Yet the path for emissions that is needed to deliver a 50 per cent chance of limiting the increase in temperature to 2C above pre-industrial levels is also radically different from that of the past.

Hitherto, global emissions of carbon dioxide per head have risen, not fallen — despite all the global conferences — as the rapid growth of emerging economies, notably China, has swamped feeble efforts to curb emissions elsewhere. On anything like our present path the necessary declines in emissions will not occur. Humanity will have made an irreversible gamble on the chance that sceptics are, in fact, right.

Fortunately, new technological opportunities are opening up. Potential exists for a revolution in energy generation and storage, in energy savings, in transport, and in carbon capture and storage.


8. Booms and busts – It turns out there was an Alpaca boom that went bust and here’s the in-depth story on it via

Unless alpaca wool sweaters are the next hot Christmas item, there’s little demand for what the animals produce. And because of the aggressive breeding, there’s now an abundant supply of fiber. Some alpaca owners give it away to farmers to use as mulch or sell it in bulk for cheap. Plus, Peru already has a thriving alpaca fiber industry, where it’s produced on a much larger scale compared to the U.S.

“The fundamental fact is that in this country, an alpaca, as an asset, an income-producing asset, is worthless. It has no value at all,” Sexton says. “The product it produces, 6 to 8 pounds of alpaca fiber a year, is worth less than what it costs to feed, medicate, and house the animal.”

9. The Human cost of cheap chicken – Oxfam America has written a report documenting the extremely low wages and eight-hours-without-a-break shifts for migrants and other workers in America’s chicken industry. It means some wear adult nappies while working on the production lines because they’re not allowed to take toilet breaks. No more chicken McNuggets for me…

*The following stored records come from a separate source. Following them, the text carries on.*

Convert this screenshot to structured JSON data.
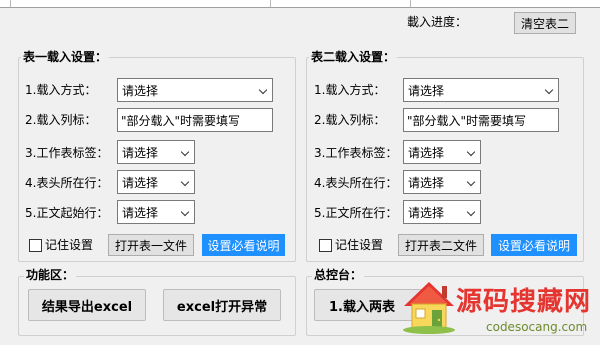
{
  "top": {
    "progress_label": "載入进度：",
    "clear_table2_button": "清空表二"
  },
  "table1": {
    "title": "表一载入设置：",
    "load_mode_label": "1.载入方式：",
    "load_mode_value": "请选择",
    "load_columns_label": "2.载入列标：",
    "load_columns_value": "\"部分载入\"时需要填写",
    "sheet_tag_label": "3.工作表标签：",
    "sheet_tag_value": "请选择",
    "header_row_label": "4.表头所在行：",
    "header_row_value": "请选择",
    "body_start_label": "5.正文起始行：",
    "body_start_value": "请选择",
    "remember_label": "记住设置",
    "open_file_button": "打开表一文件",
    "help_button": "设置必看说明"
  },
  "table2": {
    "title": "表二载入设置：",
    "load_mode_label": "1.载入方式：",
    "load_mode_value": "请选择",
    "load_columns_label": "2.载入列标：",
    "load_columns_value": "\"部分载入\"时需要填写",
    "sheet_tag_label": "3.工作表标签：",
    "sheet_tag_value": "请选择",
    "header_row_label": "4.表头所在行：",
    "header_row_value": "请选择",
    "body_row_label": "5.正文所在行：",
    "body_row_value": "请选择",
    "remember_label": "记住设置",
    "open_file_button": "打开表二文件",
    "help_button": "设置必看说明"
  },
  "functions": {
    "title": "功能区：",
    "export_button": "结果导出excel",
    "excel_error_button": "excel打开异常"
  },
  "console": {
    "title": "总控台：",
    "load_both_button": "1.载入两表"
  },
  "watermark": {
    "name": "源码搜藏网",
    "url": "codesocang.com"
  },
  "colors": {
    "accent_button": "#1e90ff",
    "watermark_red": "#e53530"
  }
}
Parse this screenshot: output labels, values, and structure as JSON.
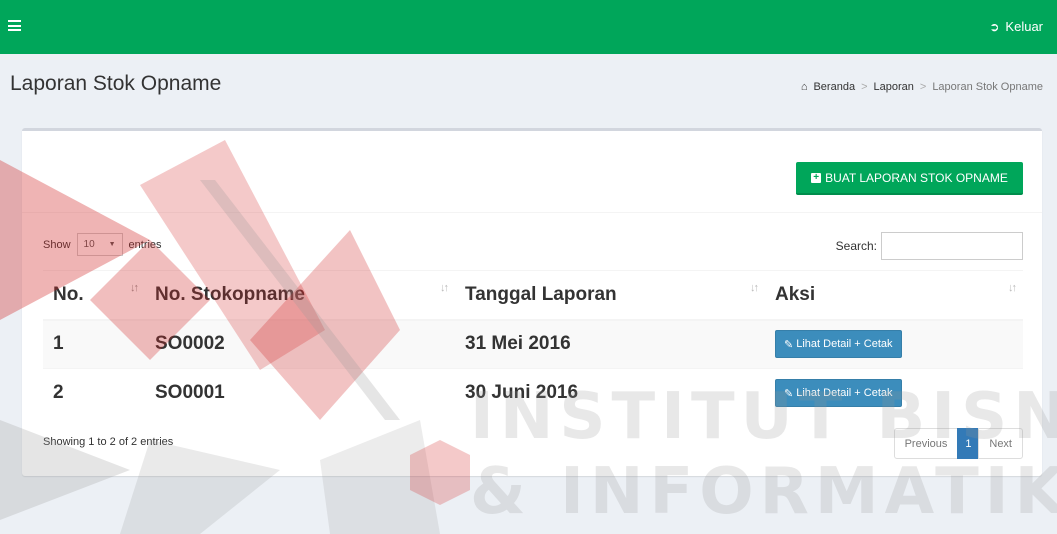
{
  "topbar": {
    "logout_label": "Keluar",
    "bg_color": "#00a65a"
  },
  "header": {
    "title": "Laporan Stok Opname",
    "breadcrumb": [
      {
        "label": "Beranda",
        "icon": "home-icon"
      },
      {
        "label": "Laporan"
      },
      {
        "label": "Laporan Stok Opname"
      }
    ]
  },
  "toolbar": {
    "create_label": "BUAT LAPORAN STOK OPNAME"
  },
  "controls": {
    "show_label": "Show",
    "length_value": "10",
    "entries_label": "entries",
    "search_label": "Search:",
    "search_value": ""
  },
  "table": {
    "columns": [
      "No.",
      "No. Stokopname",
      "Tanggal Laporan",
      "Aksi"
    ],
    "rows": [
      {
        "no": "1",
        "code": "SO0002",
        "date": "31 Mei 2016",
        "action": "Lihat Detail + Cetak"
      },
      {
        "no": "2",
        "code": "SO0001",
        "date": "30 Juni 2016",
        "action": "Lihat Detail + Cetak"
      }
    ]
  },
  "footer": {
    "info": "Showing 1 to 2 of 2 entries",
    "prev_label": "Previous",
    "current_page": "1",
    "next_label": "Next"
  },
  "watermark": {
    "line1": "INSTITUT BISNIS",
    "line2": "& INFORMATIKA"
  },
  "colors": {
    "accent_green": "#00a65a",
    "button_blue": "#3c8dbc",
    "page_blue": "#337ab7"
  }
}
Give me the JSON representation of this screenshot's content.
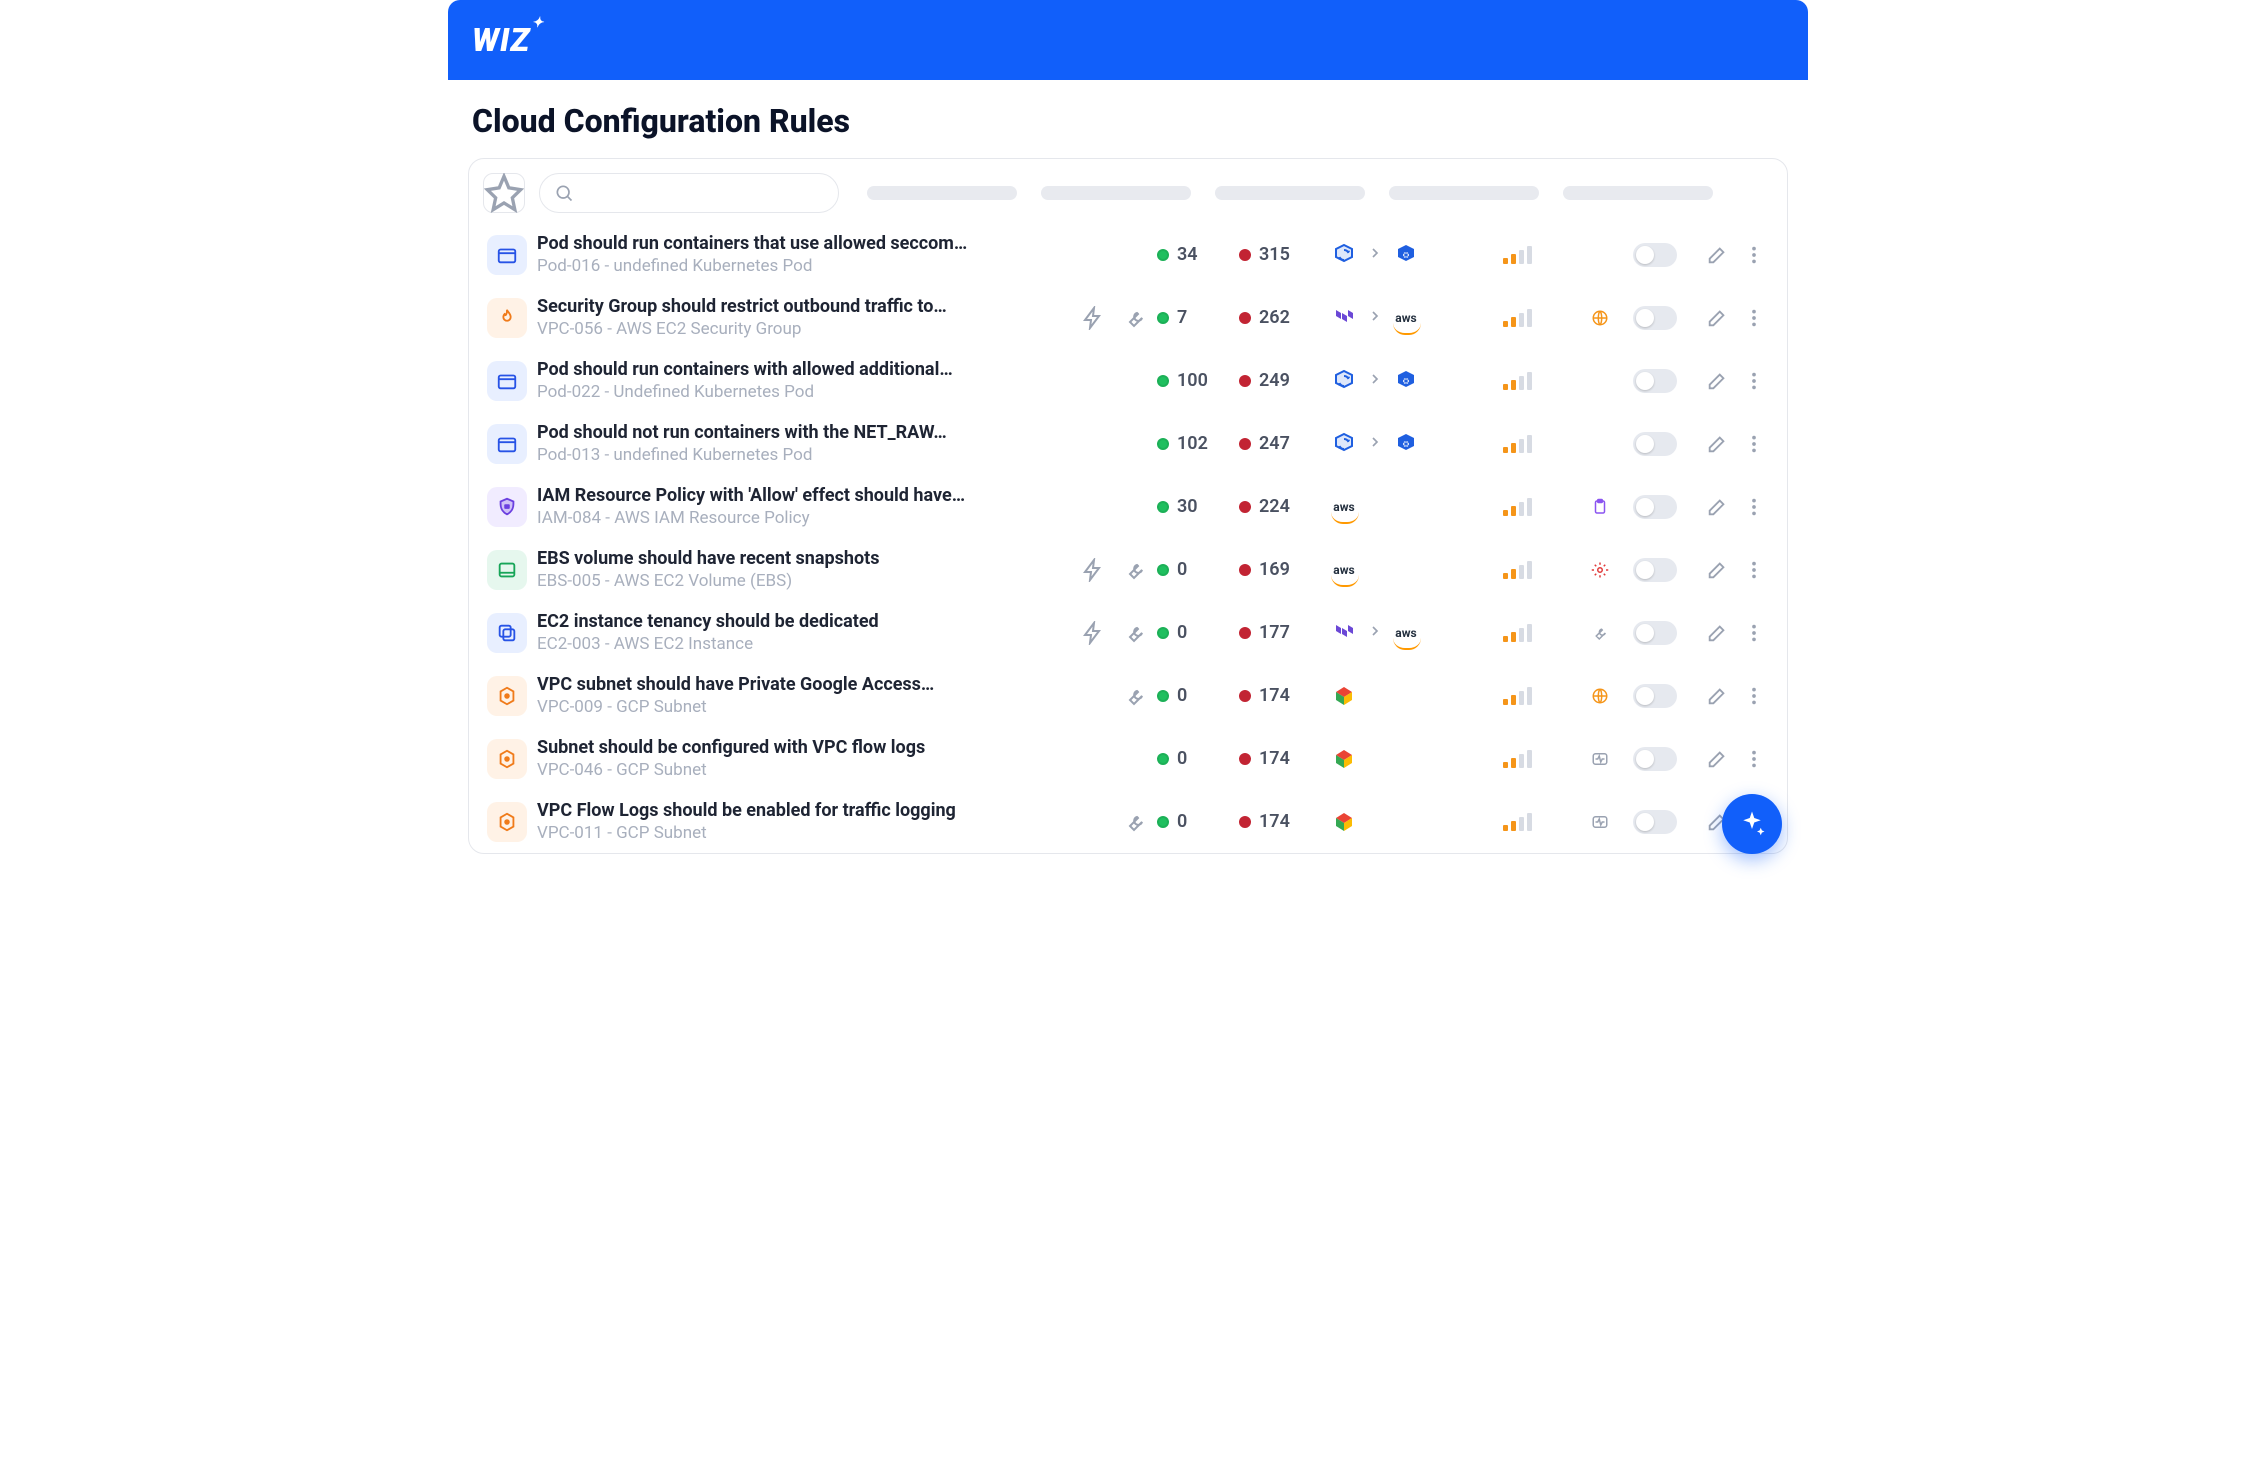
{
  "brand": "WIZ",
  "page_title": "Cloud Configuration Rules",
  "rows": [
    {
      "icon": "container",
      "icon_bg": "#e8efff",
      "icon_fg": "#2753e6",
      "title": "Pod should run containers that use allowed seccom…",
      "sub": "Pod-016 - undefined Kubernetes Pod",
      "bolt": false,
      "wrench": false,
      "pass": "34",
      "fail": "315",
      "prov": [
        "k8s-refresh",
        "chev",
        "k8s"
      ],
      "sev": [
        2,
        "#f59519"
      ],
      "badge": null
    },
    {
      "icon": "fire",
      "icon_bg": "#fff2e6",
      "icon_fg": "#f07b1a",
      "title": "Security Group should restrict outbound traffic to…",
      "sub": "VPC-056 - AWS EC2 Security Group",
      "bolt": true,
      "wrench": true,
      "pass": "7",
      "fail": "262",
      "prov": [
        "terraform",
        "chev",
        "aws"
      ],
      "sev": [
        2,
        "#f59519"
      ],
      "badge": "globe"
    },
    {
      "icon": "container",
      "icon_bg": "#e8efff",
      "icon_fg": "#2753e6",
      "title": "Pod should run containers with allowed additional…",
      "sub": "Pod-022 - Undefined Kubernetes Pod",
      "bolt": false,
      "wrench": false,
      "pass": "100",
      "fail": "249",
      "prov": [
        "k8s-refresh",
        "chev",
        "k8s"
      ],
      "sev": [
        2,
        "#f59519"
      ],
      "badge": null
    },
    {
      "icon": "container",
      "icon_bg": "#e8efff",
      "icon_fg": "#2753e6",
      "title": "Pod should not run containers with the NET_RAW…",
      "sub": "Pod-013 - undefined Kubernetes Pod",
      "bolt": false,
      "wrench": false,
      "pass": "102",
      "fail": "247",
      "prov": [
        "k8s-refresh",
        "chev",
        "k8s"
      ],
      "sev": [
        2,
        "#f59519"
      ],
      "badge": null
    },
    {
      "icon": "iam",
      "icon_bg": "#f1ecff",
      "icon_fg": "#6b3fe0",
      "title": "IAM Resource Policy with 'Allow' effect should have…",
      "sub": "IAM-084 - AWS IAM Resource Policy",
      "bolt": false,
      "wrench": false,
      "pass": "30",
      "fail": "224",
      "prov": [
        "aws"
      ],
      "sev": [
        2,
        "#f59519"
      ],
      "badge": "clipboard"
    },
    {
      "icon": "volume",
      "icon_bg": "#e6f7ee",
      "icon_fg": "#17a558",
      "title": "EBS volume should have recent snapshots",
      "sub": "EBS-005 - AWS EC2 Volume (EBS)",
      "bolt": true,
      "wrench": true,
      "pass": "0",
      "fail": "169",
      "prov": [
        "aws"
      ],
      "sev": [
        2,
        "#f59519"
      ],
      "badge": "gear-red"
    },
    {
      "icon": "copy",
      "icon_bg": "#e8efff",
      "icon_fg": "#2753e6",
      "title": "EC2 instance tenancy should be dedicated",
      "sub": "EC2-003 - AWS EC2 Instance",
      "bolt": true,
      "wrench": true,
      "pass": "0",
      "fail": "177",
      "prov": [
        "terraform",
        "chev",
        "aws"
      ],
      "sev": [
        2,
        "#f59519"
      ],
      "badge": "wrench-outline"
    },
    {
      "icon": "subnet",
      "icon_bg": "#fff2e6",
      "icon_fg": "#f07b1a",
      "title": "VPC subnet should have Private Google Access…",
      "sub": "VPC-009 - GCP Subnet",
      "bolt": false,
      "wrench": true,
      "pass": "0",
      "fail": "174",
      "prov": [
        "gcp"
      ],
      "sev": [
        2,
        "#f59519"
      ],
      "badge": "globe"
    },
    {
      "icon": "subnet",
      "icon_bg": "#fff2e6",
      "icon_fg": "#f07b1a",
      "title": "Subnet should be configured with VPC flow logs",
      "sub": "VPC-046 - GCP Subnet",
      "bolt": false,
      "wrench": false,
      "pass": "0",
      "fail": "174",
      "prov": [
        "gcp"
      ],
      "sev": [
        2,
        "#f59519"
      ],
      "badge": "pulse"
    },
    {
      "icon": "subnet",
      "icon_bg": "#fff2e6",
      "icon_fg": "#f07b1a",
      "title": "VPC Flow Logs should be enabled for traffic logging",
      "sub": "VPC-011 - GCP Subnet",
      "bolt": false,
      "wrench": true,
      "pass": "0",
      "fail": "174",
      "prov": [
        "gcp"
      ],
      "sev": [
        2,
        "#f59519"
      ],
      "badge": "pulse"
    }
  ]
}
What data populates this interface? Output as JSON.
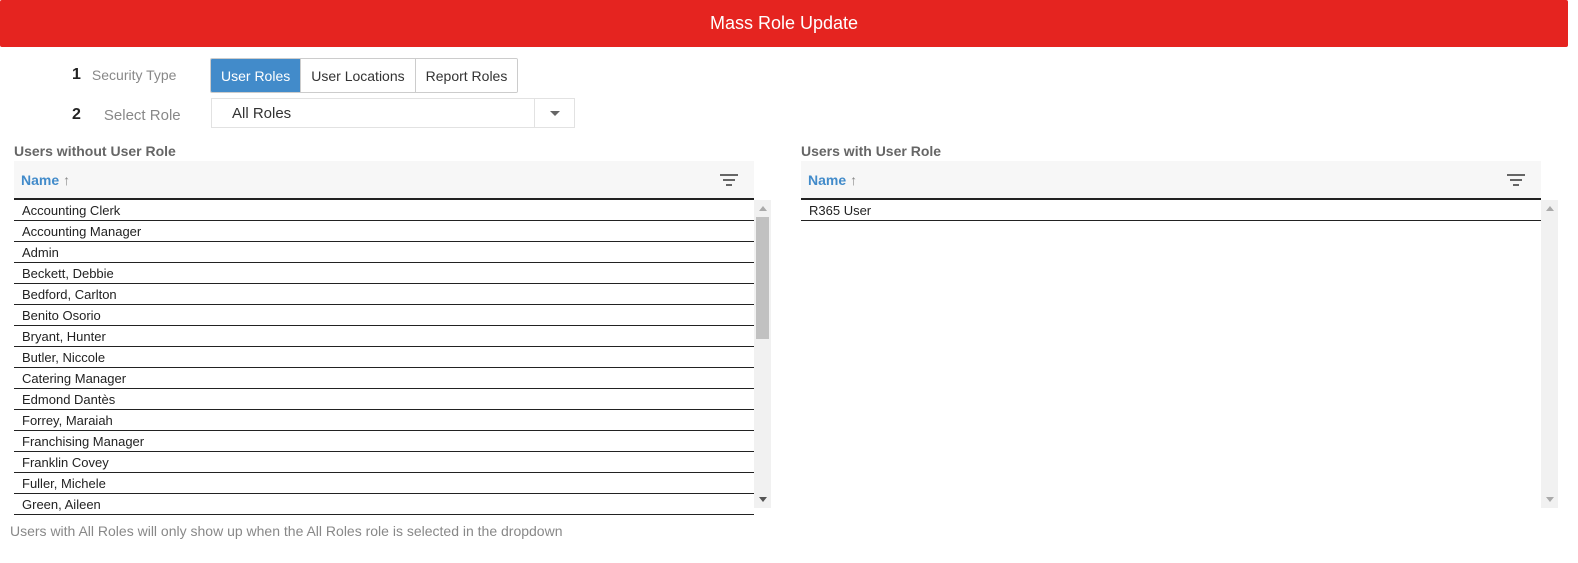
{
  "header": {
    "title": "Mass Role Update"
  },
  "steps": [
    {
      "number": "1",
      "label": "Security Type"
    },
    {
      "number": "2",
      "label": "Select Role"
    }
  ],
  "security_type": {
    "options": [
      "User Roles",
      "User Locations",
      "Report Roles"
    ],
    "selected": "User Roles"
  },
  "role_select": {
    "value": "All Roles"
  },
  "left_panel": {
    "title": "Users without User Role",
    "column": "Name",
    "rows": [
      "Accounting Clerk",
      "Accounting Manager",
      "Admin",
      "Beckett, Debbie",
      "Bedford, Carlton",
      "Benito Osorio",
      "Bryant, Hunter",
      "Butler, Niccole",
      "Catering Manager",
      "Edmond Dantès",
      "Forrey, Maraiah",
      "Franchising Manager",
      "Franklin Covey",
      "Fuller, Michele",
      "Green, Aileen"
    ]
  },
  "right_panel": {
    "title": "Users with User Role",
    "column": "Name",
    "rows": [
      "R365 User"
    ]
  },
  "footnote": "Users with All Roles will only show up when the All Roles role is selected in the dropdown",
  "colors": {
    "header": "#e52420",
    "accent": "#428bca"
  },
  "icons": {
    "sort": "arrow-up-icon",
    "filter": "filter-icon",
    "dropdown": "caret-down-icon"
  }
}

10. Totally Clarke and Dawe gives Australian Immigration Minister Peter Dutton a hard time, which is fair enough. And Scott Morrison.